- There is reason to believe that the person has a mental illness.
- The person has refused voluntary examination after conscientious explanation and disclosure of the purpose of the examination or
- The person is unable to determine for himself or herself whether examination is necessary; and
- Without care or treatment, the person is likely to suffer from neglect or refuse to care for himself or herself; such neglect or refusal poses a real and present threat of substantial harm to his or her well-being; and it is not apparent that such harm may be avoided through the help of willing family members or friends or the provision of other services; or
- There is a substantial likelihood that without care or treatment the person will cause serious bodily harm to himself or herself or others in the near future, as evidenced by recent behavior.

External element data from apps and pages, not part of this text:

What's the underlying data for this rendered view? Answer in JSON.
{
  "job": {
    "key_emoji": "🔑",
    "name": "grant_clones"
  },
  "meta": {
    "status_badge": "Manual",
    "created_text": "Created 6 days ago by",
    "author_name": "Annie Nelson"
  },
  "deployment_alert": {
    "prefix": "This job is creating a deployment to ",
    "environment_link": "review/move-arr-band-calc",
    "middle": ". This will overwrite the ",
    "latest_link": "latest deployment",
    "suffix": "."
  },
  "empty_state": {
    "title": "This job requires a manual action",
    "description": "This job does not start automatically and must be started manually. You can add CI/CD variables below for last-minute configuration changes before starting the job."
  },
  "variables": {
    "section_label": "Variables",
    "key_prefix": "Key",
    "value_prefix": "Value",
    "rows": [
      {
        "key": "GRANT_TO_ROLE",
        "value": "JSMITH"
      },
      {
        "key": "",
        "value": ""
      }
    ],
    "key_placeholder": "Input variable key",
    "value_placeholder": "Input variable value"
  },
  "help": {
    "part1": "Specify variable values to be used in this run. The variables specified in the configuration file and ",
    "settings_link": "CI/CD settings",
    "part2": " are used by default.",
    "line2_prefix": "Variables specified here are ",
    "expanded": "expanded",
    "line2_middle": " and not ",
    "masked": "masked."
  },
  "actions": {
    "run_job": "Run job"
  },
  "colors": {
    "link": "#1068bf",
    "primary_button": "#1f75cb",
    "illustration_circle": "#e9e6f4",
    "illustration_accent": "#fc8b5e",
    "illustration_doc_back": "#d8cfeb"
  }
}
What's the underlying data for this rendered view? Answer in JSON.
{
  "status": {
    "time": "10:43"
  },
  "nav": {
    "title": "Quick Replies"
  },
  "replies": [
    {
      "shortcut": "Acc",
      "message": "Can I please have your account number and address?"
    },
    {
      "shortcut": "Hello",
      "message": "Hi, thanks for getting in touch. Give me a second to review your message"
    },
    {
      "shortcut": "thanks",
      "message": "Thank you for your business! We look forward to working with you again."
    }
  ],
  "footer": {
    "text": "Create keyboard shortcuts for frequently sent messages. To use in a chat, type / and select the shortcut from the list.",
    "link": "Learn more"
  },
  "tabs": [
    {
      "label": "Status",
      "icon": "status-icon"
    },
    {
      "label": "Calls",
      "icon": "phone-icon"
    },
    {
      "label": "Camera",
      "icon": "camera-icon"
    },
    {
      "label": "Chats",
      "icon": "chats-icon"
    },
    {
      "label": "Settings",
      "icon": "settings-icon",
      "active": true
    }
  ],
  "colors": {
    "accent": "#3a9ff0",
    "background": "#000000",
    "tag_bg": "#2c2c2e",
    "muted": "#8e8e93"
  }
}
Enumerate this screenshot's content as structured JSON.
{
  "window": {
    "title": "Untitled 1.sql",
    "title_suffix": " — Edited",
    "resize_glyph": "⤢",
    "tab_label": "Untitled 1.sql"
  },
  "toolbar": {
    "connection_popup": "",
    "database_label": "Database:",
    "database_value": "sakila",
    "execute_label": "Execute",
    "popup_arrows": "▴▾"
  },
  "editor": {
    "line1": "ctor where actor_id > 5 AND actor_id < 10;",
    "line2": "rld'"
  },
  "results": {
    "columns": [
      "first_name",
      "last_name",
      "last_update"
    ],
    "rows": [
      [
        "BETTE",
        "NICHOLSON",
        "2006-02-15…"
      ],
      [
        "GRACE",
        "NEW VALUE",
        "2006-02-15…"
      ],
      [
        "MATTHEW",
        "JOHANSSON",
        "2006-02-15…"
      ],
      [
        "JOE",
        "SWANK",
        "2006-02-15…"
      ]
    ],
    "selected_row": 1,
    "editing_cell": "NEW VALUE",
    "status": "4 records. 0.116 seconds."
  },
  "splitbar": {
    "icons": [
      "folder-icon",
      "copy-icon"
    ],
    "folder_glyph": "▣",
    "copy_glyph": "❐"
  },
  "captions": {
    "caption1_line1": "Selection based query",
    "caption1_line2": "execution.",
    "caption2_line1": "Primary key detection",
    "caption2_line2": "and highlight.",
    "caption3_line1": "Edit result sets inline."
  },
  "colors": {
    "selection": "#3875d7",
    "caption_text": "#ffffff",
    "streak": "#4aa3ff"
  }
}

When the criteria is met, an Ex Parte Petition for Involuntary Examination can be filed with the Court. When granted, the Order is valid for 7 days. The individual may be asked to go to an applicable and nearby facility. If the individual will not voluntarily go, a law enforcement officer or other designated agent of the court, will take the person into custody and bring them to the facility. The person must be examined within 48 hours. The examination period must be for up to 72 hours. Thereafter, the person may be released and even if not, the time cannot exceed 6 months. If the individual’s mental illness requires a more permanent solution, an alternative may be an emergency guardianship. The Petition for Emergency Guardianship could be granted in not much time than a Petition for Involuntary Examination. Guardianship could be a more long term solution.